▸ Work instructions: Print what the records say exactly, and omit the pictures.

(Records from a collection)
* * *

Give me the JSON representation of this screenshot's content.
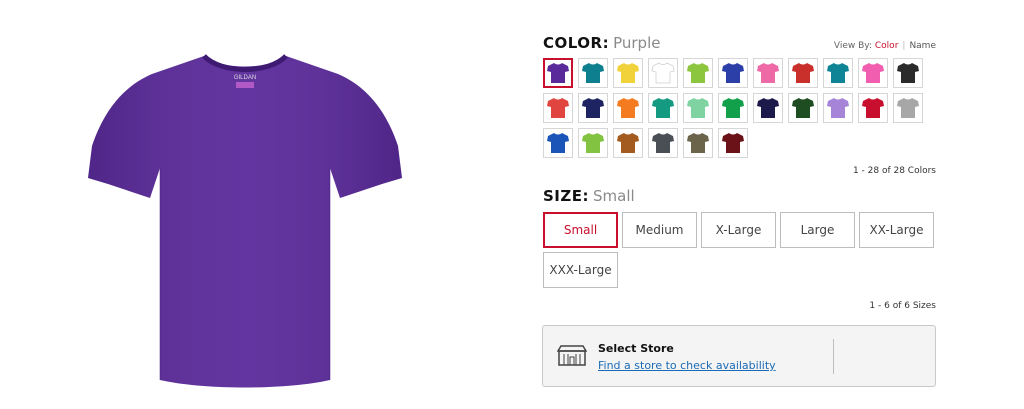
{
  "product": {
    "image_alt": "Purple short-sleeve t-shirt",
    "shirt_color": "#5a2a9a",
    "tag_text": "GILDAN"
  },
  "color_section": {
    "label": "COLOR:",
    "selected_value": "Purple",
    "view_by_label": "View By:",
    "view_by_active": "Color",
    "view_by_other": "Name",
    "count_text": "1 - 28 of 28 Colors",
    "swatches": [
      {
        "color": "#5a2a9a",
        "selected": true
      },
      {
        "color": "#0e7f8f"
      },
      {
        "color": "#f2d23a"
      },
      {
        "color": "#ffffff"
      },
      {
        "color": "#8cc63f"
      },
      {
        "color": "#2c3fa8"
      },
      {
        "color": "#ee6aa7"
      },
      {
        "color": "#c9302c"
      },
      {
        "color": "#0f8497"
      },
      {
        "color": "#f15eb0"
      },
      {
        "color": "#2b2b2b"
      },
      {
        "color": "#e0453f"
      },
      {
        "color": "#1d2461"
      },
      {
        "color": "#f57b20"
      },
      {
        "color": "#149a80"
      },
      {
        "color": "#7fd3a0"
      },
      {
        "color": "#12a14a"
      },
      {
        "color": "#1c1a4a"
      },
      {
        "color": "#1f4d22"
      },
      {
        "color": "#a685d8"
      },
      {
        "color": "#c8102e"
      },
      {
        "color": "#a7a7a7"
      },
      {
        "color": "#1b55b8"
      },
      {
        "color": "#82c341"
      },
      {
        "color": "#a35b20"
      },
      {
        "color": "#4a4f55"
      },
      {
        "color": "#6b644a"
      },
      {
        "color": "#6b1218"
      }
    ]
  },
  "size_section": {
    "label": "SIZE:",
    "selected_value": "Small",
    "count_text": "1 - 6 of 6 Sizes",
    "sizes": [
      "Small",
      "Medium",
      "X-Large",
      "Large",
      "XX-Large",
      "XXX-Large"
    ]
  },
  "store": {
    "title": "Select Store",
    "link_text": "Find a store to check availability"
  }
}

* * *

▸ Response for this exercise:
Give me the JSON representation of this screenshot's content.
{
  "product": {
    "image_alt": "Purple short-sleeve t-shirt",
    "shirt_color": "#5a2a9a",
    "tag_text": "GILDAN"
  },
  "color_section": {
    "label": "COLOR:",
    "selected_value": "Purple",
    "view_by_label": "View By:",
    "view_by_active": "Color",
    "view_by_other": "Name",
    "count_text": "1 - 28 of 28 Colors",
    "swatches": [
      {
        "color": "#5a2a9a",
        "selected": true
      },
      {
        "color": "#0e7f8f"
      },
      {
        "color": "#f2d23a"
      },
      {
        "color": "#ffffff"
      },
      {
        "color": "#8cc63f"
      },
      {
        "color": "#2c3fa8"
      },
      {
        "color": "#ee6aa7"
      },
      {
        "color": "#c9302c"
      },
      {
        "color": "#0f8497"
      },
      {
        "color": "#f15eb0"
      },
      {
        "color": "#2b2b2b"
      },
      {
        "color": "#e0453f"
      },
      {
        "color": "#1d2461"
      },
      {
        "color": "#f57b20"
      },
      {
        "color": "#149a80"
      },
      {
        "color": "#7fd3a0"
      },
      {
        "color": "#12a14a"
      },
      {
        "color": "#1c1a4a"
      },
      {
        "color": "#1f4d22"
      },
      {
        "color": "#a685d8"
      },
      {
        "color": "#c8102e"
      },
      {
        "color": "#a7a7a7"
      },
      {
        "color": "#1b55b8"
      },
      {
        "color": "#82c341"
      },
      {
        "color": "#a35b20"
      },
      {
        "color": "#4a4f55"
      },
      {
        "color": "#6b644a"
      },
      {
        "color": "#6b1218"
      }
    ]
  },
  "size_section": {
    "label": "SIZE:",
    "selected_value": "Small",
    "count_text": "1 - 6 of 6 Sizes",
    "sizes": [
      "Small",
      "Medium",
      "X-Large",
      "Large",
      "XX-Large",
      "XXX-Large"
    ]
  },
  "store": {
    "title": "Select Store",
    "link_text": "Find a store to check availability"
  }
}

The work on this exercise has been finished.